Anyway, you can do WMS now in your WhirlyGlobe or Maply app.

The Code

All this is in WhirlyGlobe-Maply 2.2, a rather massive update to the toolkit I'll be publishing shortly.  It's in the develop branch if you're feeling frisky.

Here's how you'd add the NAIP ortho quads to your globe (or map).

Pretty simple, actually.  Here's all we're doing.

  • Create a coordinate system that describes good old WGS84 lat/lon.
  • Setting up a tile source to point to the WMS end point.
  • Starting a new layer which uses that tile source.

Incidentally, you can write your own tile sources now.  The code for MaplyWMSTileSource is pretty simple and it lives at the Component level.  That means it's entirely Objective-C.

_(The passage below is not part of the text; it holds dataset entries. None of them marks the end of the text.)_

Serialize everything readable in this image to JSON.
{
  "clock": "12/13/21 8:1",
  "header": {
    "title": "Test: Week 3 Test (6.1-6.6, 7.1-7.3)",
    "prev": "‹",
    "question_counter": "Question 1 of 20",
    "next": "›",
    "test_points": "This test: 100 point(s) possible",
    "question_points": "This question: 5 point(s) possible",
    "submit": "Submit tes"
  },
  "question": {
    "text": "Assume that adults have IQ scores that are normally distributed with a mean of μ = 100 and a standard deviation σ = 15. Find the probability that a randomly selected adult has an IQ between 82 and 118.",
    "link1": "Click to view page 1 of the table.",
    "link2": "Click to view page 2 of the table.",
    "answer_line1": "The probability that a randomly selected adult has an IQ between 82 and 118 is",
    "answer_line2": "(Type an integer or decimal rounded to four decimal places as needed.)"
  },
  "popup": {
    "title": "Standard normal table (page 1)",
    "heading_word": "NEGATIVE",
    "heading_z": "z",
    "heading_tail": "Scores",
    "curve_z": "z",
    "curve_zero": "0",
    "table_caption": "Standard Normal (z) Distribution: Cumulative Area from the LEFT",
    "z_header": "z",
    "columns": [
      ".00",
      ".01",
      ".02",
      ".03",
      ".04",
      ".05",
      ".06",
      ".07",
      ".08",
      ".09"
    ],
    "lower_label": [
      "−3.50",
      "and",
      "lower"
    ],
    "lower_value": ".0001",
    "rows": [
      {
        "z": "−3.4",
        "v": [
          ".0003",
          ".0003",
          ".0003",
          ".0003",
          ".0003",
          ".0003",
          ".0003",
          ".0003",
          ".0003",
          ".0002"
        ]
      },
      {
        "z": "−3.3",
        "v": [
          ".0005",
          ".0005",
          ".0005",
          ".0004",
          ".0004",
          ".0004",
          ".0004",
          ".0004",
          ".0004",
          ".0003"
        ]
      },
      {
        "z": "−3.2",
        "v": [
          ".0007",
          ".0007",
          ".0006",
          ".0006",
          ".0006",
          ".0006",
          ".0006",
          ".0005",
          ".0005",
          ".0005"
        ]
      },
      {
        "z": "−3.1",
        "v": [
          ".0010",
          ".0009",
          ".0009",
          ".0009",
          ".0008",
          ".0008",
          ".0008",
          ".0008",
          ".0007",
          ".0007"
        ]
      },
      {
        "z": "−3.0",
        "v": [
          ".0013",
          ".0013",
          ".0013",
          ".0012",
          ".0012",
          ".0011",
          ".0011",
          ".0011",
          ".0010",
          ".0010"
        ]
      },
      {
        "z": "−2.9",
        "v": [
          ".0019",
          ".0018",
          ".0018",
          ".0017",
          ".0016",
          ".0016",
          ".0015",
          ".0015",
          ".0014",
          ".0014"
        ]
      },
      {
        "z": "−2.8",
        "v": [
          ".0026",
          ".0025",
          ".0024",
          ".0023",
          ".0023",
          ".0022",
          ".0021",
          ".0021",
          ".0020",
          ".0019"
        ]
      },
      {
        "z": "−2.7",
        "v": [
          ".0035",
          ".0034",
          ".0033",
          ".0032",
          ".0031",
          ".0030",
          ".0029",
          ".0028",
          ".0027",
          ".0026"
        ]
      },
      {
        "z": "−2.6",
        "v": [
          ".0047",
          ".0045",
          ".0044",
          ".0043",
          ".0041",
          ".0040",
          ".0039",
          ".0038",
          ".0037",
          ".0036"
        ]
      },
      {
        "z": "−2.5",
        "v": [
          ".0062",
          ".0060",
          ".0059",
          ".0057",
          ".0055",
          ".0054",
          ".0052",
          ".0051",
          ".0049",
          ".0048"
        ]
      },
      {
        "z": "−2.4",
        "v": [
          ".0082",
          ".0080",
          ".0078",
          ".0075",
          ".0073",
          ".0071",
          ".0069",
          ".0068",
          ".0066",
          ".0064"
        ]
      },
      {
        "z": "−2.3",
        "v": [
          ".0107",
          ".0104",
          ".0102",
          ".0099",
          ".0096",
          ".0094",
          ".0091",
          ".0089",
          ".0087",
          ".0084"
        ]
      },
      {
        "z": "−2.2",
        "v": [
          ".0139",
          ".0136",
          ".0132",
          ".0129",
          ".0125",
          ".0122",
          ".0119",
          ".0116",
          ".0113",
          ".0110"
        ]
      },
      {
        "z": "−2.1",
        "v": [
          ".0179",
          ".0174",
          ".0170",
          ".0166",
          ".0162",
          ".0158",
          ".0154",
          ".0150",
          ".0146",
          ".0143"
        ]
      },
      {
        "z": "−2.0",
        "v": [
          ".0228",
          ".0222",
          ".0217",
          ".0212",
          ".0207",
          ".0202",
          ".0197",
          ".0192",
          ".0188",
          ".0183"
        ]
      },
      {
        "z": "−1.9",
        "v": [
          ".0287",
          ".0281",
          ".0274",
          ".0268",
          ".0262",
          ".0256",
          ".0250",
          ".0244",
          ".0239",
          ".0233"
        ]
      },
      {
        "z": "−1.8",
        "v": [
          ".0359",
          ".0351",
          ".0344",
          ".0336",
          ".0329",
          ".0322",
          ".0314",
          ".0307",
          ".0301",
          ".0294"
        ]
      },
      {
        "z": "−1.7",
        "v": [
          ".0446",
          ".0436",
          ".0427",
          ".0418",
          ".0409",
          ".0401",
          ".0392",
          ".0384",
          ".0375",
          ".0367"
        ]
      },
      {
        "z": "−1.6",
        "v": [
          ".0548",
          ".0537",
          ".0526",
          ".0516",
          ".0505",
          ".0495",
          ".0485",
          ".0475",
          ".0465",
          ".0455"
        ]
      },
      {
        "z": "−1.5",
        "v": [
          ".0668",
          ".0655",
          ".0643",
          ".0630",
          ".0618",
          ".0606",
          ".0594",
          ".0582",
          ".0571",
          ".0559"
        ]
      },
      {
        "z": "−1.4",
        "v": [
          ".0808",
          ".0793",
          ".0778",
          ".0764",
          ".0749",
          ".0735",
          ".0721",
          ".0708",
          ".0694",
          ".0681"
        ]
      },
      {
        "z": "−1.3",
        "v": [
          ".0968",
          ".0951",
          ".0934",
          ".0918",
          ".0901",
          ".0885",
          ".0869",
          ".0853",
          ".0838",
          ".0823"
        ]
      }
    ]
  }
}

Oh, and I don't think you should do this for WMS sources you don't own.  WMS is much more general and I'm using it for tiles, which is... yeah.  Anyway, be sure you know what services you're hitting and how they feel about it.

Thursday, July 18, 2013

COM.Geo Talk - Monday July 22

I'm giving a short talk on WhirlyGlobe-Maply at the COM.Geo conference in San Jose on Monday.

It's a 10 minute overview of the toolkit, who uses it, what it's for and such.

Here are the slides.

Sunday, July 7, 2013

StrataLogica 2.0

This is a beast of an app based on WhirlyGlobe.

Woo!  Topical!
They've got a free mode, so I suggest checking it out.

The 2.0 version just came out and it's a lot of new functionality and a whole new interface.  You can draw on the globe.  I kid you not.

They're going for schools here.  Teachers, students, geography, history, that sort of thing.


Of course it's all about me, so yes it's using WhirlyGlobe-Maply.  More WhirlyGlobe than Maply, for sure.  StrataLogic 1.0 was using WhirlyGlobe, but I never got around to posting about it.  Er, duh.

Anyway, without going into too much (any) detail on the inner workings, there are a lot of moving parts here.  The interface is entirely the product of a talented team at RoundArch Isobar.  The data sets are shared with the desktop version, which is based on Google Earth and owned by HerffJones-Nystrom.

I did the globe portion, as you might guess.  That may look like the big piece, but trust me, it ain't.  That interface is pretty deep.


These guys have been a client for the better part of a year and it's nice working with a team.  They've been willing to experiment and bring the necessary resources to bear.  I think the result speaks for itself.